You’ll need a good mushroom field guide and if you can take an experienced mushroom hunter with you, all the better. Here in BC we find aspen morels growing in the leaf litter under aspen and alder trees. Your local morels might have different preferences, but your field guide will tell you. Morels are often found under elms, oak trees, ash, or black cherry. Once you’ve seen one you’ll find them everywhere. Check regularly in likely spots, as they seem to come up suddenly and then just as quickly they are gone.
The morel season only lasts a few weeks, so you’ll want to be ready for it. I heard rumors that California is already harvesting morels. Morels are hollow stalked and they are best cooked well in butter with garlicky ramps or chives.
Always be cautious when eating edible mushrooms. Be absolutely sure of the ID, and only eat a small amount the first time you try it to avoid a reaction.
Spruce bud tips
The lime green growing tips from the spruce trees can be harvested anytime from early spring until midsummer. The flavor is citrusy in early spring, maturing to a more resinous but still citrusy flavor in mid-summer. The tips can be candied, fried, and infused in vinegar, wine, or vodka. They are so good you won’t want to miss them.

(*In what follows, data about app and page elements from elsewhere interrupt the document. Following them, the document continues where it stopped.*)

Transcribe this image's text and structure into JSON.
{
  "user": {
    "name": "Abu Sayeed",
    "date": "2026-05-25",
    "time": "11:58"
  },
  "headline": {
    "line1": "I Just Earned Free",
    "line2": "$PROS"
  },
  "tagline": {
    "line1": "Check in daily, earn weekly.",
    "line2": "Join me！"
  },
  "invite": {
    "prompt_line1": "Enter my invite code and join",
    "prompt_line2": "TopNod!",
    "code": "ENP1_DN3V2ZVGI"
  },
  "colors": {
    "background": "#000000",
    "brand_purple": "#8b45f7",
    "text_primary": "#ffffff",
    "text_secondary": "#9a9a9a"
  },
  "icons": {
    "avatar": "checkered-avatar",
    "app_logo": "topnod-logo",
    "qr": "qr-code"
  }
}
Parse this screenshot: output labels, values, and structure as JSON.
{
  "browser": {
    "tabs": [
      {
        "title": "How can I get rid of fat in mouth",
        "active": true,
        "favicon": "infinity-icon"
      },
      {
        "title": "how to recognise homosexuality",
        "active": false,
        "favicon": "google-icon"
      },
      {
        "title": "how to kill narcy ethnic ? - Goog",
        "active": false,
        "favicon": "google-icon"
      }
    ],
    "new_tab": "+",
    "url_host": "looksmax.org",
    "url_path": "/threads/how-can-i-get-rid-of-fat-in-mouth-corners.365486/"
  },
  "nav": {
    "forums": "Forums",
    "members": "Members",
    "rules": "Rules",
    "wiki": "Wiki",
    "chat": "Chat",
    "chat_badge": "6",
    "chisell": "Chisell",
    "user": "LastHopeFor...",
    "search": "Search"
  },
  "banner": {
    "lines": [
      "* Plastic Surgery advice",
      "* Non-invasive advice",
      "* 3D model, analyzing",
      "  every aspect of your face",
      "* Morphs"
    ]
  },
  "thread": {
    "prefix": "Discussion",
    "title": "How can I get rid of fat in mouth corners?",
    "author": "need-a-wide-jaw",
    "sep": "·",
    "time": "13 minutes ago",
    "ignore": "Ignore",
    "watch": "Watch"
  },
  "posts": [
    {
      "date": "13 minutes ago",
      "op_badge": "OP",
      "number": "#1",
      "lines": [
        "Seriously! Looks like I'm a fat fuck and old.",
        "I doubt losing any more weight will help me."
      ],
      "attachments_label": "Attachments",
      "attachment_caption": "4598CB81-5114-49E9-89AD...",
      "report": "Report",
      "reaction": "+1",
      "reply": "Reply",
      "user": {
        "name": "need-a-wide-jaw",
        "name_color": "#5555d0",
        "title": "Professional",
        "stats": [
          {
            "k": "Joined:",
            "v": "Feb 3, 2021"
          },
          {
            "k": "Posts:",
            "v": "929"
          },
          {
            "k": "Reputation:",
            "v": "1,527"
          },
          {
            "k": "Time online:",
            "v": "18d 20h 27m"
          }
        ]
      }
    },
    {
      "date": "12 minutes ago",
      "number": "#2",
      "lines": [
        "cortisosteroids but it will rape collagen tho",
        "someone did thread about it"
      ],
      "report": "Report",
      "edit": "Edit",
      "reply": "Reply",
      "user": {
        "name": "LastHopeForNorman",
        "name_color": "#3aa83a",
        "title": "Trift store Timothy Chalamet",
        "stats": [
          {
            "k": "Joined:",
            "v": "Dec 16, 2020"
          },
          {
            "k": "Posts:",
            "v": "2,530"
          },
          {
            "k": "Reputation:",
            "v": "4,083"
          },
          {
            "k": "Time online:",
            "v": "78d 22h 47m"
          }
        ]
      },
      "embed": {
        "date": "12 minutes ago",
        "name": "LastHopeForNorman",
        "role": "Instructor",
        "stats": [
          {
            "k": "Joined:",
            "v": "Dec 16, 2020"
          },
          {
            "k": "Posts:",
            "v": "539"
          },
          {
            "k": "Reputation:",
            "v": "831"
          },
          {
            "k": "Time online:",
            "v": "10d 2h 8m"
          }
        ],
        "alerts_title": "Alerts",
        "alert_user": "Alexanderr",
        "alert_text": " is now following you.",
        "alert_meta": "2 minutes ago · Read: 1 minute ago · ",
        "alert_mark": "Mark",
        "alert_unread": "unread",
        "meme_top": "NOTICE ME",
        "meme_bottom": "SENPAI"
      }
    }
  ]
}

Bonus: Balm of Gilead
While cottonwood and balsam poplar buds are not used for food, they are foraged in spring to make an infused oil and salve for sore muscles, stiff joints, and other inflammation. You only need a cup full of the resinous buds to make several tins of anti-inflammatory salve and massage oil. The perfume from the buds is lovely and fills the air in spring here at Joybilee Farm, but once you can smell it in the air, it’s too late to harvest the buds because the fragrance tells you the leaves are open. Harvest the resinous buds as soon as the snow is melted and before leaf break, for best results. See this article about foraging Balm of Gilead to learn more
Online Foraging Course
The Herbal Academy has a brand new online foraging course with a strong botany component that’s starting soon, just in time to guide you through spring foraging. The Herbal Academy is giving away a free course to one lucky person. If you’d like to enter the draw you can do so here.